    The part that bothers me is, as bobby b noted, that it was (is) an illegal war. The President has no constitutional authority to declare war. The War Powers Resolution (enacted to rein in Nixon) specifies precisely the steps the President has to take in order to (a) deploy US forces** and (b) keep them there. Obama ignored that law, and Congress was too cowardly to call him on it. He should have been impeached over it (but see the word “cowardly” in the preceding sentence.)

    * And, FWIW, enemy combatants who are not fighting for a legitimate country are also not entitled to any protections under the Geneva Conventions, not that that is the issue at hand.

    ** “Forces” includes drones, by the way.

  • bobby b

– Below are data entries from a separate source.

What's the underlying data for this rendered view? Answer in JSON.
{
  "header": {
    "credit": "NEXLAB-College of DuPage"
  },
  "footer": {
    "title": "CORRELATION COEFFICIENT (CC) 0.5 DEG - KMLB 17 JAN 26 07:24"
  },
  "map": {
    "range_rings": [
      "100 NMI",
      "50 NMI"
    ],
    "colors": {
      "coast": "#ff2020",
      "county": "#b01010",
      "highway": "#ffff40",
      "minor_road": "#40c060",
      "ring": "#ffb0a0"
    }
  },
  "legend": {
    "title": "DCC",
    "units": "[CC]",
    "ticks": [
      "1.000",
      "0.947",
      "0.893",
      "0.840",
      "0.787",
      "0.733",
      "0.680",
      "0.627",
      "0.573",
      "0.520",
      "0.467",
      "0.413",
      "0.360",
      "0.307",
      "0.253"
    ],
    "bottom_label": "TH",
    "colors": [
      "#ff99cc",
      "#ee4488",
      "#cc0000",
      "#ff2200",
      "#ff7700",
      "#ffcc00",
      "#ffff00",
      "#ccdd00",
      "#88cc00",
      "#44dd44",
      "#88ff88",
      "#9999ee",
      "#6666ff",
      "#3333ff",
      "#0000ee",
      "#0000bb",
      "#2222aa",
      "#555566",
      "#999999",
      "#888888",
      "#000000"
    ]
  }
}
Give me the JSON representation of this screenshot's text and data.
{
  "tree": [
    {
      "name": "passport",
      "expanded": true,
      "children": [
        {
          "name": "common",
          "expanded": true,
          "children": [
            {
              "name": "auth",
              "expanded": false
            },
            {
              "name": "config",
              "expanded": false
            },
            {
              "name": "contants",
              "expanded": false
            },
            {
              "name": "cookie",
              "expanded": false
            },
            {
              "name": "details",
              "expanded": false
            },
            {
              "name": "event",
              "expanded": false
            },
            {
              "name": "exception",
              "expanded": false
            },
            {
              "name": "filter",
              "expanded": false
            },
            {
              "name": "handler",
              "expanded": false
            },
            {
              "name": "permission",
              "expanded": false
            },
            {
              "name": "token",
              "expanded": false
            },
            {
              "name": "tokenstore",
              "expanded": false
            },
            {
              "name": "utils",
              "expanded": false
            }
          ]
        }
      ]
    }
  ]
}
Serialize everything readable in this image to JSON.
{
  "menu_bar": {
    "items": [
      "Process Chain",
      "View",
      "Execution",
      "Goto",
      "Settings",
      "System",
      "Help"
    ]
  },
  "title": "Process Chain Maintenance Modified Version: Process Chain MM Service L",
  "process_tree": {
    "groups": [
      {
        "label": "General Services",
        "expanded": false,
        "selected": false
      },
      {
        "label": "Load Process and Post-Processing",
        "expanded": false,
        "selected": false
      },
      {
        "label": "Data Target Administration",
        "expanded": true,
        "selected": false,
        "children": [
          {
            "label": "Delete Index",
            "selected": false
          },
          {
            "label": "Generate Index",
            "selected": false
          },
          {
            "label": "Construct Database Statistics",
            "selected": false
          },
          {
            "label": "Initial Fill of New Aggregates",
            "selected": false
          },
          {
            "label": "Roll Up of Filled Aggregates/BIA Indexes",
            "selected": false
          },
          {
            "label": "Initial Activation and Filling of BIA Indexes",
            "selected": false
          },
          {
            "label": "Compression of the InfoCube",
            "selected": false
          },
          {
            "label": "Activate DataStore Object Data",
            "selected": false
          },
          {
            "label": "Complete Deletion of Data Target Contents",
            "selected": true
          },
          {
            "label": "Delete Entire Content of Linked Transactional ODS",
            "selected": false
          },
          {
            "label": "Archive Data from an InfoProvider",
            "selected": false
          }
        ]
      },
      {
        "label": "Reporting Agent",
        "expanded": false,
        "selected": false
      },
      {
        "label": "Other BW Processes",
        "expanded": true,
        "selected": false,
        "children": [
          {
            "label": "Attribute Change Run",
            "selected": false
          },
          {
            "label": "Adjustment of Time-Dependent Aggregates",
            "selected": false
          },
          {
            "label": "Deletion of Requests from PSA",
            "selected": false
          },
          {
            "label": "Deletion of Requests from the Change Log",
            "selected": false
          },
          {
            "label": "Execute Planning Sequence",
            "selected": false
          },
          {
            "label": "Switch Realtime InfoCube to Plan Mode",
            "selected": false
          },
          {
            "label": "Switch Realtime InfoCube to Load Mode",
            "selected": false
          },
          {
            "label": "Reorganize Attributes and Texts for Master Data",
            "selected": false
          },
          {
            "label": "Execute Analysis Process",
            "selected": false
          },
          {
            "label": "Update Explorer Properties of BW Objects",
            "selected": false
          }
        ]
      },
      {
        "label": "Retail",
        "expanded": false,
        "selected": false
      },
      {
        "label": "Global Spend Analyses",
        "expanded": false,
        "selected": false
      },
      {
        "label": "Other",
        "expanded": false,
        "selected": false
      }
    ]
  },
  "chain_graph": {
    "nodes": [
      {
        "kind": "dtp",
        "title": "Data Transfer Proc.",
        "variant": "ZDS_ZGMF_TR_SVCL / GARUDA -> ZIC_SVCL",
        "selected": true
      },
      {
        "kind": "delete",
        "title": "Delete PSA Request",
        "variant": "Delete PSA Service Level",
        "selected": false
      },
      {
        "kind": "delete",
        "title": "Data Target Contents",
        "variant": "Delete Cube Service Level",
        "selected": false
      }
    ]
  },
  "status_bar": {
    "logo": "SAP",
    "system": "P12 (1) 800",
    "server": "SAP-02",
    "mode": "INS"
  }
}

    ” . . . but attacking him for targeting “innocents” is nonsense.”

    Mr. Marks, my reading comprehension has been dropping with the passage of decades of hard living, and sometimes I get a jarring reminder of it, like now, when I read your placing of quotation marks around the word “innocents” in that sentence as pretty much your repudiation of several first principles that I thought you held dear, which must mean that I’ve misread something yet again.

    When did the legal term “innocent” switch to being an emotional term? Or do we now honor two different meanings as convenient?

    This isn’t just some angels/pinhead wordgame off to the side of the main issue. This wasn’t a war. Obama refused to make it a war for two reasons. First, he wasn’t sure Congress would agree. Second, he didn’t want Congress to interfere in how he wanted to personally run the entire Middle East war, of which said war he made a dog’s breakfast.

    Had he let Congress in, that interference would likely have added at least some competence to the situation. Allowing Obama to execute Americans without a war declaration is part of that slippery slope that gave us a war run solely, and badly, by Obama.

  • Jacob

    “Allowing Obama to execute Americans”
    If the war is illegal than any killing is illegal – not only of Americans. It doesn’t matter if you kill Americans of foreigners. This harping on the “constitutional rights of Americans” in this case is ridiculous. Killing anybody, American or not, is exactly the same crime.

    I would criticize Obama for not pursuing the war against terrorism vigorously enough (as Trump did criticize), and not for doing the little he did do (using drones).
    You can’t have it both ways.

  • Eric

    And then, a few weeks later, he killed his 15-year-old American son with another drone strike.

    Not deliberately. The son was collateral damage from an attack on someone else. They didn’t know he was there.

    At the same time, they knew the target wasn’t alone and that potentially innocent people would die in the attack.

  • long-lost cousin.

    I look forward to your serious geopolitical critique of an Onion article.

    When the Onion got bought out by Univision, in turn owned by a Hillary Clinton backer, and when the Onion abandoned its mission of true satire in order to pursue partisan bullshit, it earned every last bit of ire. bile, hate, and discontent which may be mustered by Mr. Marks.

    I too look forward to seeing what he does to that failed institution.